[[ DATA SECTION, beginning ]]

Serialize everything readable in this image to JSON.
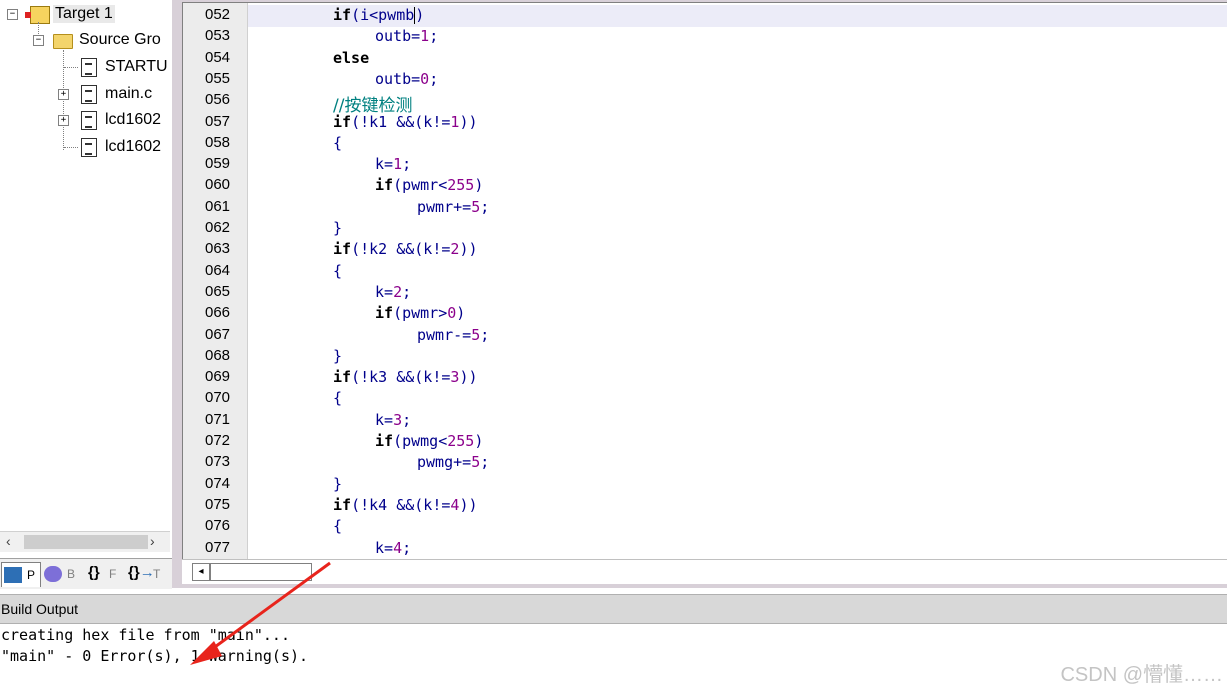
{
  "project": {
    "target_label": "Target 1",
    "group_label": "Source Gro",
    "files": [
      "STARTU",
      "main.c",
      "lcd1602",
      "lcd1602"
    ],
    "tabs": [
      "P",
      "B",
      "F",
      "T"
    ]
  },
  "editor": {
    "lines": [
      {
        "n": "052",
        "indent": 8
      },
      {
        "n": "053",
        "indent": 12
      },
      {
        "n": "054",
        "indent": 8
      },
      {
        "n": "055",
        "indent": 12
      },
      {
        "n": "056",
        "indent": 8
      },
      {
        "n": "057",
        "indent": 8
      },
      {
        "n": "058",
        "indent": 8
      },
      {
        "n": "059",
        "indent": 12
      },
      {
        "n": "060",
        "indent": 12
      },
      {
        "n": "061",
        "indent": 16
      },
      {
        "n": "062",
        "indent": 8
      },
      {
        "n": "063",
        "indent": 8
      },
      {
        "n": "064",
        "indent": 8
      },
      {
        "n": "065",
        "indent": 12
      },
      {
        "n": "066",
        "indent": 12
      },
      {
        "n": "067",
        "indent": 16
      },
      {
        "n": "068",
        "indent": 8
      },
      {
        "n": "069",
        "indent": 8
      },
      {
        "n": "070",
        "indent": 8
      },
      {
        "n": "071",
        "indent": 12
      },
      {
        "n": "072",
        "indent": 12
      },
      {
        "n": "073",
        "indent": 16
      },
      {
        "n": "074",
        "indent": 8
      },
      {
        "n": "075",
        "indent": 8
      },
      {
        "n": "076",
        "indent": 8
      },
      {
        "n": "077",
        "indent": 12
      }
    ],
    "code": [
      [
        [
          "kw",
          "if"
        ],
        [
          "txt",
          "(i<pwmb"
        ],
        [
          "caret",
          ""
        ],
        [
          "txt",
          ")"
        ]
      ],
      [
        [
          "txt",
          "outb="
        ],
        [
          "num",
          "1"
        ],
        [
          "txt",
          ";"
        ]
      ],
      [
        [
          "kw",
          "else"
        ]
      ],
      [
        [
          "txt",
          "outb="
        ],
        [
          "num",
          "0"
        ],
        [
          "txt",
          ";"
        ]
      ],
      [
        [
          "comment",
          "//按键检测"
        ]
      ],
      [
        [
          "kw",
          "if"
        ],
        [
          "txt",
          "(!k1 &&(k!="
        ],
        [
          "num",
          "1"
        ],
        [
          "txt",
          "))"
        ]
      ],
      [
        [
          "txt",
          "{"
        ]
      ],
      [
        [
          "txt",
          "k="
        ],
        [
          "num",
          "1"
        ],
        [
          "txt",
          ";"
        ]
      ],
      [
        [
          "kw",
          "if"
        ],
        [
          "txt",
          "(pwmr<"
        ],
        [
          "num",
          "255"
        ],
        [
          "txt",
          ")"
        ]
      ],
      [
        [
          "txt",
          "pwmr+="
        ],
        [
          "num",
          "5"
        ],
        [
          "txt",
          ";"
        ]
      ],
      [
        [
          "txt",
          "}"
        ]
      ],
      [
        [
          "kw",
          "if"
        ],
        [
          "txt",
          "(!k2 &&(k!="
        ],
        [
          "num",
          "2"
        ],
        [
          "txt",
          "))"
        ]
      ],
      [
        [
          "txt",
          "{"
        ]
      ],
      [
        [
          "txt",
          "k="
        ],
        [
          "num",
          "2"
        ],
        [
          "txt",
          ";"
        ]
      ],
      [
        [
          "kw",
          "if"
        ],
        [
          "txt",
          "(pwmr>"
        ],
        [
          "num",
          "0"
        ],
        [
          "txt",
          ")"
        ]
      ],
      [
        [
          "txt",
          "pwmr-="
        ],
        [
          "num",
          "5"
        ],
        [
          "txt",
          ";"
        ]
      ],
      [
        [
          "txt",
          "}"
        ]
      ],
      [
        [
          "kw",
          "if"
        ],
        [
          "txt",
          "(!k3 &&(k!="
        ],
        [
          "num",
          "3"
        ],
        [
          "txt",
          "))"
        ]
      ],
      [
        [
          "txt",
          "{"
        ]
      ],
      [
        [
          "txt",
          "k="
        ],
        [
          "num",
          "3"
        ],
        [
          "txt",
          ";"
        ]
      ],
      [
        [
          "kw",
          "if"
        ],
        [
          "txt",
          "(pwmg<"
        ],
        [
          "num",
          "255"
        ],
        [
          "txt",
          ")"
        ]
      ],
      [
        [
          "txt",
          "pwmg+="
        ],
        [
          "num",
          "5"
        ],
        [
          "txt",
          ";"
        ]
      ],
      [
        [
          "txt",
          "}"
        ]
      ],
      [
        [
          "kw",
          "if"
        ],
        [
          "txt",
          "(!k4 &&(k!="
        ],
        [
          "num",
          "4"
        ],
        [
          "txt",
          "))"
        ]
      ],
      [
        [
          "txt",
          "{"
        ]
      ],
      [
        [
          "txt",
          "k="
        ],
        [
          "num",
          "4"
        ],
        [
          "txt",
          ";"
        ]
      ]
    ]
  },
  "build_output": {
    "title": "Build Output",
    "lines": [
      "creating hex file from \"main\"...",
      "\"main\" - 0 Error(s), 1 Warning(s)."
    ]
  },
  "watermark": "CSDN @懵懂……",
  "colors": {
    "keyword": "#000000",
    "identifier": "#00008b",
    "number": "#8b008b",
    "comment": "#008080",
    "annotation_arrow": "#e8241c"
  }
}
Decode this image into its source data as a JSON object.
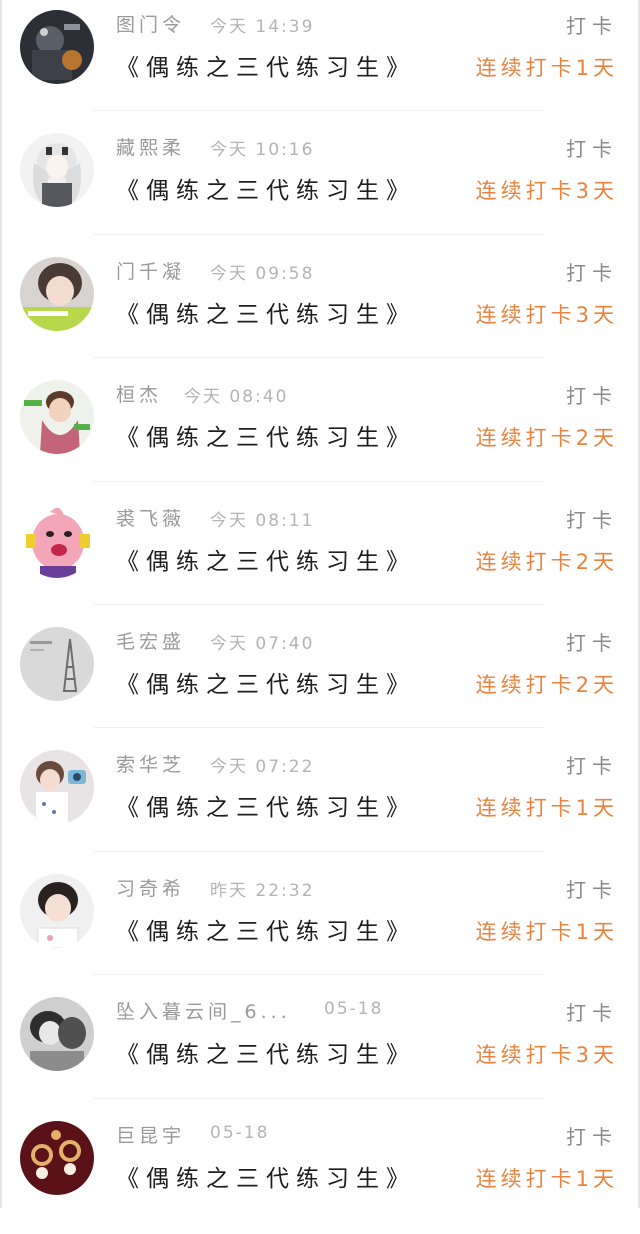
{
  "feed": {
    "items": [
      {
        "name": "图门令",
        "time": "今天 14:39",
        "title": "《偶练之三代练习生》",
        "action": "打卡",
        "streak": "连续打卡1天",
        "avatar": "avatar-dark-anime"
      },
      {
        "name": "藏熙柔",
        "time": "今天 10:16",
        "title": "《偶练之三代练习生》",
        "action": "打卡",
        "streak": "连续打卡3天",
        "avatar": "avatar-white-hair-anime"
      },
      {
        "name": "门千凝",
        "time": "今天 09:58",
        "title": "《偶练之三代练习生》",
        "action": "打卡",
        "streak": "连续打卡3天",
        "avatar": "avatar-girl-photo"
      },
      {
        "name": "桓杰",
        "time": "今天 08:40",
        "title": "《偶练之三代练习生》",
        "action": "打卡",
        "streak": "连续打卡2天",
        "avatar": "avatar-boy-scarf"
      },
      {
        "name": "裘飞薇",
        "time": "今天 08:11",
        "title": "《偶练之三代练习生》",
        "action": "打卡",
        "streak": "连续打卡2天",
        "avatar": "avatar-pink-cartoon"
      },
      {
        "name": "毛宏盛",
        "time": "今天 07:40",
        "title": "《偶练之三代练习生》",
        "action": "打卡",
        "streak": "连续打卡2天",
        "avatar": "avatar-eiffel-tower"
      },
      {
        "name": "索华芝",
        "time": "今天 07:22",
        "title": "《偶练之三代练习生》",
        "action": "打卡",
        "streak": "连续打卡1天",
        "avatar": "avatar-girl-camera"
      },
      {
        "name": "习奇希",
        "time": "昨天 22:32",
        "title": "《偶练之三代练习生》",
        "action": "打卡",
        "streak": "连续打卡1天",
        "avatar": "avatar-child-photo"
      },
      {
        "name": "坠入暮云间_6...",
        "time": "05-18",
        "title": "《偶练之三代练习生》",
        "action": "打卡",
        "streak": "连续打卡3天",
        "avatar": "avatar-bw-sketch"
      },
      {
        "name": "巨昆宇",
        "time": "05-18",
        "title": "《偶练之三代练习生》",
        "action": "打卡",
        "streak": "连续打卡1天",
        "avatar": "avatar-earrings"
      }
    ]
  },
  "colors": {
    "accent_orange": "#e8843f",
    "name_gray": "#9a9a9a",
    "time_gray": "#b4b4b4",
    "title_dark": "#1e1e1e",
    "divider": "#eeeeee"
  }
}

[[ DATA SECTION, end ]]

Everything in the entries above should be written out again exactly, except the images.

Serialize everything readable in this image to JSON.
{
  "project": {
    "target_label": "Target 1",
    "group_label": "Source Gro",
    "files": [
      "STARTU",
      "main.c",
      "lcd1602",
      "lcd1602"
    ],
    "tabs": [
      "P",
      "B",
      "F",
      "T"
    ]
  },
  "editor": {
    "lines": [
      {
        "n": "052",
        "indent": 8
      },
      {
        "n": "053",
        "indent": 12
      },
      {
        "n": "054",
        "indent": 8
      },
      {
        "n": "055",
        "indent": 12
      },
      {
        "n": "056",
        "indent": 8
      },
      {
        "n": "057",
        "indent": 8
      },
      {
        "n": "058",
        "indent": 8
      },
      {
        "n": "059",
        "indent": 12
      },
      {
        "n": "060",
        "indent": 12
      },
      {
        "n": "061",
        "indent": 16
      },
      {
        "n": "062",
        "indent": 8
      },
      {
        "n": "063",
        "indent": 8
      },
      {
        "n": "064",
        "indent": 8
      },
      {
        "n": "065",
        "indent": 12
      },
      {
        "n": "066",
        "indent": 12
      },
      {
        "n": "067",
        "indent": 16
      },
      {
        "n": "068",
        "indent": 8
      },
      {
        "n": "069",
        "indent": 8
      },
      {
        "n": "070",
        "indent": 8
      },
      {
        "n": "071",
        "indent": 12
      },
      {
        "n": "072",
        "indent": 12
      },
      {
        "n": "073",
        "indent": 16
      },
      {
        "n": "074",
        "indent": 8
      },
      {
        "n": "075",
        "indent": 8
      },
      {
        "n": "076",
        "indent": 8
      },
      {
        "n": "077",
        "indent": 12
      }
    ],
    "code": [
      [
        [
          "kw",
          "if"
        ],
        [
          "txt",
          "(i<pwmb"
        ],
        [
          "caret",
          ""
        ],
        [
          "txt",
          ")"
        ]
      ],
      [
        [
          "txt",
          "outb="
        ],
        [
          "num",
          "1"
        ],
        [
          "txt",
          ";"
        ]
      ],
      [
        [
          "kw",
          "else"
        ]
      ],
      [
        [
          "txt",
          "outb="
        ],
        [
          "num",
          "0"
        ],
        [
          "txt",
          ";"
        ]
      ],
      [
        [
          "comment",
          "//按键检测"
        ]
      ],
      [
        [
          "kw",
          "if"
        ],
        [
          "txt",
          "(!k1 &&(k!="
        ],
        [
          "num",
          "1"
        ],
        [
          "txt",
          "))"
        ]
      ],
      [
        [
          "txt",
          "{"
        ]
      ],
      [
        [
          "txt",
          "k="
        ],
        [
          "num",
          "1"
        ],
        [
          "txt",
          ";"
        ]
      ],
      [
        [
          "kw",
          "if"
        ],
        [
          "txt",
          "(pwmr<"
        ],
        [
          "num",
          "255"
        ],
        [
          "txt",
          ")"
        ]
      ],
      [
        [
          "txt",
          "pwmr+="
        ],
        [
          "num",
          "5"
        ],
        [
          "txt",
          ";"
        ]
      ],
      [
        [
          "txt",
          "}"
        ]
      ],
      [
        [
          "kw",
          "if"
        ],
        [
          "txt",
          "(!k2 &&(k!="
        ],
        [
          "num",
          "2"
        ],
        [
          "txt",
          "))"
        ]
      ],
      [
        [
          "txt",
          "{"
        ]
      ],
      [
        [
          "txt",
          "k="
        ],
        [
          "num",
          "2"
        ],
        [
          "txt",
          ";"
        ]
      ],
      [
        [
          "kw",
          "if"
        ],
        [
          "txt",
          "(pwmr>"
        ],
        [
          "num",
          "0"
        ],
        [
          "txt",
          ")"
        ]
      ],
      [
        [
          "txt",
          "pwmr-="
        ],
        [
          "num",
          "5"
        ],
        [
          "txt",
          ";"
        ]
      ],
      [
        [
          "txt",
          "}"
        ]
      ],
      [
        [
          "kw",
          "if"
        ],
        [
          "txt",
          "(!k3 &&(k!="
        ],
        [
          "num",
          "3"
        ],
        [
          "txt",
          "))"
        ]
      ],
      [
        [
          "txt",
          "{"
        ]
      ],
      [
        [
          "txt",
          "k="
        ],
        [
          "num",
          "3"
        ],
        [
          "txt",
          ";"
        ]
      ],
      [
        [
          "kw",
          "if"
        ],
        [
          "txt",
          "(pwmg<"
        ],
        [
          "num",
          "255"
        ],
        [
          "txt",
          ")"
        ]
      ],
      [
        [
          "txt",
          "pwmg+="
        ],
        [
          "num",
          "5"
        ],
        [
          "txt",
          ";"
        ]
      ],
      [
        [
          "txt",
          "}"
        ]
      ],
      [
        [
          "kw",
          "if"
        ],
        [
          "txt",
          "(!k4 &&(k!="
        ],
        [
          "num",
          "4"
        ],
        [
          "txt",
          "))"
        ]
      ],
      [
        [
          "txt",
          "{"
        ]
      ],
      [
        [
          "txt",
          "k="
        ],
        [
          "num",
          "4"
        ],
        [
          "txt",
          ";"
        ]
      ]
    ]
  },
  "build_output": {
    "title": "Build Output",
    "lines": [
      "creating hex file from \"main\"...",
      "\"main\" - 0 Error(s), 1 Warning(s)."
    ]
  },
  "watermark": "CSDN @懵懂……",
  "colors": {
    "keyword": "#000000",
    "identifier": "#00008b",
    "number": "#8b008b",
    "comment": "#008080",
    "annotation_arrow": "#e8241c"
  }
}
Decode this image into its source data as a JSON object.
{
  "feed": {
    "items": [
      {
        "name": "图门令",
        "time": "今天 14:39",
        "title": "《偶练之三代练习生》",
        "action": "打卡",
        "streak": "连续打卡1天",
        "avatar": "avatar-dark-anime"
      },
      {
        "name": "藏熙柔",
        "time": "今天 10:16",
        "title": "《偶练之三代练习生》",
        "action": "打卡",
        "streak": "连续打卡3天",
        "avatar": "avatar-white-hair-anime"
      },
      {
        "name": "门千凝",
        "time": "今天 09:58",
        "title": "《偶练之三代练习生》",
        "action": "打卡",
        "streak": "连续打卡3天",
        "avatar": "avatar-girl-photo"
      },
      {
        "name": "桓杰",
        "time": "今天 08:40",
        "title": "《偶练之三代练习生》",
        "action": "打卡",
        "streak": "连续打卡2天",
        "avatar": "avatar-boy-scarf"
      },
      {
        "name": "裘飞薇",
        "time": "今天 08:11",
        "title": "《偶练之三代练习生》",
        "action": "打卡",
        "streak": "连续打卡2天",
        "avatar": "avatar-pink-cartoon"
      },
      {
        "name": "毛宏盛",
        "time": "今天 07:40",
        "title": "《偶练之三代练习生》",
        "action": "打卡",
        "streak": "连续打卡2天",
        "avatar": "avatar-eiffel-tower"
      },
      {
        "name": "索华芝",
        "time": "今天 07:22",
        "title": "《偶练之三代练习生》",
        "action": "打卡",
        "streak": "连续打卡1天",
        "avatar": "avatar-girl-camera"
      },
      {
        "name": "习奇希",
        "time": "昨天 22:32",
        "title": "《偶练之三代练习生》",
        "action": "打卡",
        "streak": "连续打卡1天",
        "avatar": "avatar-child-photo"
      },
      {
        "name": "坠入暮云间_6...",
        "time": "05-18",
        "title": "《偶练之三代练习生》",
        "action": "打卡",
        "streak": "连续打卡3天",
        "avatar": "avatar-bw-sketch"
      },
      {
        "name": "巨昆宇",
        "time": "05-18",
        "title": "《偶练之三代练习生》",
        "action": "打卡",
        "streak": "连续打卡1天",
        "avatar": "avatar-earrings"
      }
    ]
  },
  "colors": {
    "accent_orange": "#e8843f",
    "name_gray": "#9a9a9a",
    "time_gray": "#b4b4b4",
    "title_dark": "#1e1e1e",
    "divider": "#eeeeee"
  }
}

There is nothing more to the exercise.